advocates demand permanent resident status for all amid death of families on st. lawrence river
On Tuesday, activists in Toronto urged the federal government to take action to stop new migrant fatalities along the U.S.-Canada border.
On Lawrence Avenue West near Bathurst Street, protesters from the advocacy group Migrant Workers Alliance for Change gathered in front of the public safety minister Marco Mendicino’s district office.
What was the incident of St. Lawrence ?
Eight people died last week in Akwesasne, a Mohawk territory, prompting the rally. The St. Lawrence River was where their bodies were recovered.
By terminating the Safe Third Country Agreement and granting permanent resident status to all immigrants in Canada to ensure they have equal rights, activists argue that Canada should try to stop further tragedies.
Members of the group delivered a petition with more than 7,000 signatures calling for change. They hung posters with the images of deceased migrants on the office’s windows.
Syed Hussan, executive director of the Migrant Workers Alliance for Change, told reporters that the real problem in this situation was that the federal government had promised a regularisation programme and to grant status to those who were undocumented.
Justin Trudeau, according to Hussan, has not yet fulfilled his promise.
“People are dying as a result of having to make the perilous journey to the United States. We’re here to urge Prime Minister Trudeau to regularise immigration so that everyone in the nation has status as a permanent resident while also reminding him of the names and faces of those who have passed away as a result of his decisions.”
Hussan described the deaths as tragic and said, “We are grieving and we are angry.”
We are both grieving and angry, he declared.
“We’re urging Justin Trudeau, the prime minister, to consider the faces of his own children and consider what goes through a parent’s mind when they decide to take their kids and put them in a boat and cross a river in search of a better life, forcing them to leave Canada. What aspects of the nation’s immigration policies make that option preferable to remaining here?”
According to the police, the eight victims came from two families, one of Romanian descent and the other of Indian ancestry. They have been identified as 28-year-old Florin Iordache, his wife, Cristina (Monalisa) Zenaida Iordache, their children, Evelin, 2, and Elyen, 1, as well.
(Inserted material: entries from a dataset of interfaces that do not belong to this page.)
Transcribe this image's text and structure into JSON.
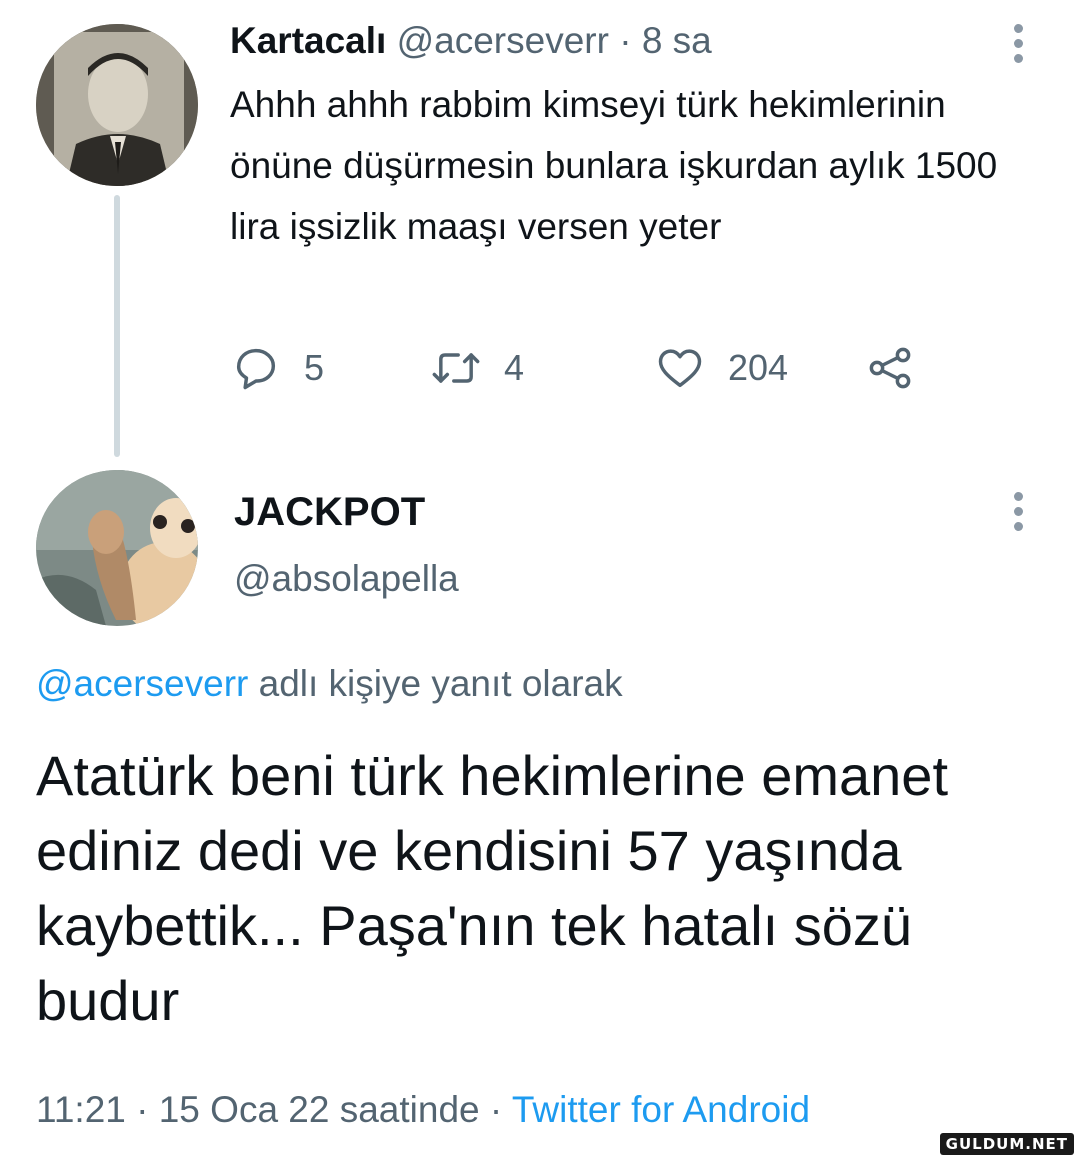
{
  "reply_thread": {
    "parent_tweet": {
      "author_name": "Kartacalı",
      "author_handle": "@acerseverr",
      "separator": "·",
      "time_ago": "8 sa",
      "text": "Ahhh ahhh rabbim kimseyi türk hekimlerinin önüne düşürmesin bunlara işkurdan aylık 1500 lira işsizlik maaşı versen yeter",
      "actions": {
        "reply_count": "5",
        "retweet_count": "4",
        "like_count": "204"
      }
    },
    "main_tweet": {
      "author_name": "JACKPOT",
      "author_handle": "@absolapella",
      "reply_to_handle": "@acerseverr",
      "reply_to_suffix": " adlı kişiye yanıt olarak",
      "text": "Atatürk beni türk hekimlerine emanet ediniz dedi ve kendisini 57 yaşında kaybettik... Paşa'nın tek hatalı sözü budur",
      "timestamp": "11:21 · 15 Oca 22 saatinde · ",
      "source": "Twitter for Android"
    }
  },
  "watermark": "GULDUM.NET",
  "colors": {
    "text_primary": "#0f1419",
    "text_secondary": "#536471",
    "link": "#1d9bf0",
    "thread_line": "#cfd9de"
  },
  "icons": [
    "reply-icon",
    "retweet-icon",
    "like-icon",
    "share-icon",
    "more-options-icon"
  ]
}
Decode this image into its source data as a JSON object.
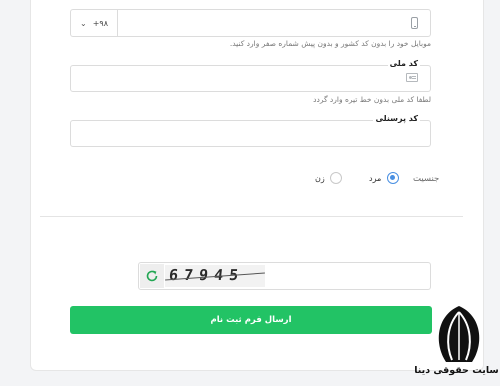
{
  "phone": {
    "country_code": "+۹۸",
    "hint": "موبایل خود را بدون کد کشور و بدون پیش شماره صفر وارد کنید."
  },
  "national_id": {
    "label": "کد ملی",
    "hint": "لطفا کد ملی بدون خط تیره وارد گردد"
  },
  "personnel_code": {
    "label": "کد پرسنلی"
  },
  "gender": {
    "label": "جنسیت",
    "options": [
      "مرد",
      "زن"
    ],
    "selected": "مرد"
  },
  "captcha": {
    "text": "67945"
  },
  "submit_label": "ارسال فرم ثبت نام",
  "watermark": {
    "text": "سایت حقوقی دینا"
  },
  "colors": {
    "accent": "#22c365",
    "radio": "#4a90e2"
  }
}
They were both Canadian citizens.
The other four victims were members of a Gujarat-based family: Praveenbhai Chaudhari, 50; Dakshaben Chaudhari, 45; Meet, their 20-year-old son; and Vidhi, their 23-year-old daughter.
On Thursday, five adults and one child’s bodies were discovered in a marshy area; on Friday, the bodies of another child and an adult woman were found.
According to the authorities, the eight individuals were allegedly attempting to enter the United States without authorization from Canada through the Akwesasne Mohawk Territory, which crosses international and provincial boundaries and includes parts of Quebec, Ontario, and New York state.
By agreeing to turn away asylum seekers at unauthorised border crossings like Roxham Road last month, Canada and the United States closed a long-standing gap in the Safe Third Country Agreement.
No matter where they attempt to cross, the deal guarantees that people will be turned away at the border. It is intended that individuals file an asylum application in the first nation they land in, whether that be Canada or the United States.
Orderly immigration, according to Trudeau-
In light of the St. Lawrence River deaths of families, advocates call for permanent resident status for everyone.
Trudeau stated on Monday the significance of a well-organized immigration system.
The deaths were a tragedy, according to the prime minister, but Canada must keep the public’s faith in the immigration system.
In Val-d’Or, Quebec, Trudeau said, “This is not a system we can have confidence in when people take risks to cross our borders in an irregular manner or if they pay criminals to get them across the border.”
He declared that although Canada is more ready than ever to accept immigrants, “we’re going to make sure that it’s done in the right ways, appropriately.”
Advocates for migrants expressed concern that the new regulations would encourage people to cross the border at even riskier locations or by using smugglers.